We have men and women who have served our country honorably, and who are out here on the streets. None of them want to be on the streets, so we have to figure out ways to solve this problem as a community.
— Kyle Evans, Retired U.S. Army Staff Sergeant

How Shine is helping:

Evans' beliefs tie deeply into the roots of what Shine stands for as an organization. We believe it is the responsibility of all Americans to work with the government to support our veterans in their times of crisis. Shine is working with houseless villages, pioneers in the affordable, temporary housing community movement for previously homeless individuals, to provide veterans and other homeless individuals in our city with these services. We have built and installed over 70 JuiceBoxes in 4 houseless villages and designed and built an off-grid, solar powered mobile shower for Hazelnut Grove. Some of our members are participating in the Catlin Gabel Community Engineering team's effort to design and prototype WashPod, an affordable off-grid mobile shower and laundry facilities, the first of which is to be installed at Right 2 Dream Too this winter. 

Rampant homelessness among veterans is a critical issue, and one which requires more resources and attention from both governmental and non governmental institutions.

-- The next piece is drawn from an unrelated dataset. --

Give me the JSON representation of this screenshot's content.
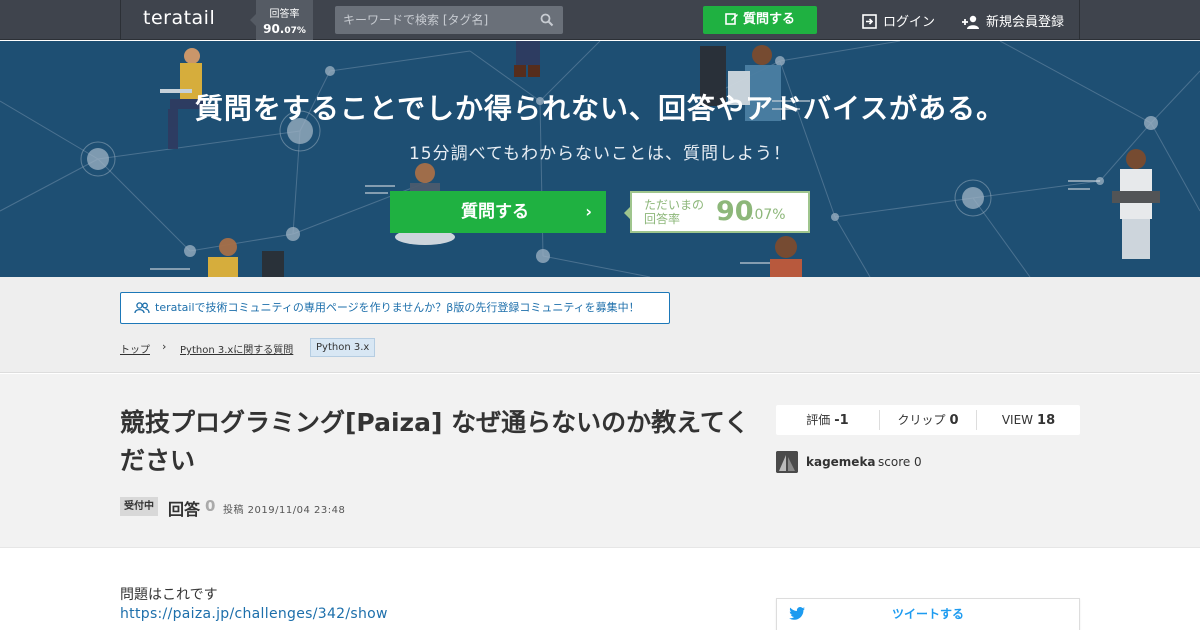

Kyle Evans frames the duty of the American people eloquently:

We have to have compassion, and we have to ensure we’re doing everything that we possibly can to take care of these individuals as they come home ... and to ensure that they’re able to be productive members of society.
— Kyle Evans, Retired U.S. Army Staff Sergeant

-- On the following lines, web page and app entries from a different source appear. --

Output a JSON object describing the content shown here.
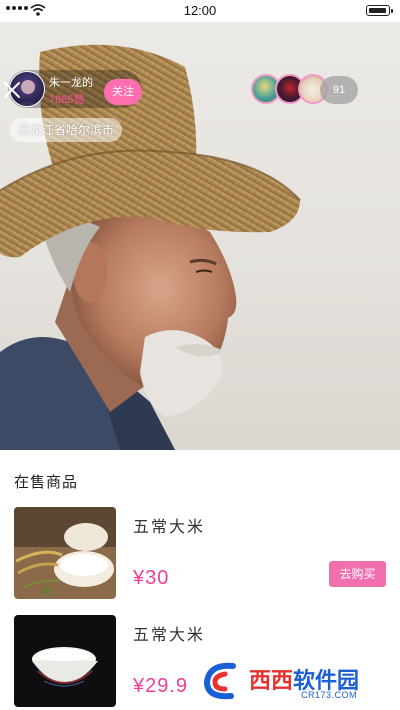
{
  "status_bar": {
    "time": "12:00"
  },
  "live": {
    "host": {
      "name": "朱一龙的",
      "likes": "7865赞",
      "follow_label": "关注"
    },
    "location": "黑龙江省哈尔滨市",
    "viewer_count": "91",
    "icons": {
      "close": "close-icon",
      "avatar": "avatar"
    }
  },
  "products": {
    "title": "在售商品",
    "items": [
      {
        "name": "五常大米",
        "price": "¥30",
        "buy_label": "去购买"
      },
      {
        "name": "五常大米",
        "price": "¥29.9"
      }
    ]
  },
  "watermark": {
    "brand_red": "西西",
    "brand_blue": "软件园",
    "domain": "CR173.COM"
  },
  "colors": {
    "accent": "#ee3f9a",
    "buy_button": "#f26fae",
    "follow_button": "#ff6fb0"
  }
}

Join us:

Right 2 Dream Too Resident installs one of 10 donated JuiceBoxes in home of another resident. 

Right 2 Dream Too Resident installs one of 10 donated JuiceBoxes in home of another resident. 

Solar panels installed at Right 2 Dream Too with the support of the Lloyd EcoDistrict and eBay Portland (click to expand)


“About Homeless Veterans.” National Coalition for Homeless Veterans (NCHV),

“2016 PIT Estimate of Homeless Veterans by State.” United States Department of Housing and Urban Development (HUD),

Rethink Homelessness. YouTube, Google, 19 Mar. 2015,

Special Thanks to Joe for his time and insight. This article could not have been composed without him. 

Until next time,

Solomon Olshin

Note: This article was written in the context of the website, and it is presumed that all readers of this content will be aware of the site's purpose. For those new to the Shine website, a glossary of terms used in the article above is below: 

  • Houseless: An individual living in a home that does not offer amenities that the majority of Americans enjoy, including grid-tied water, electricity, internet, etc. Houseless individuals often reside in communities, many of which are located in Portland or Eugene, OR, Seattle, or other Western U.S. cities. 
  • JuiceBox: See JuiceBox page
  • ShowerPod: See ShowerPod page
  • WashPod: See WashPod page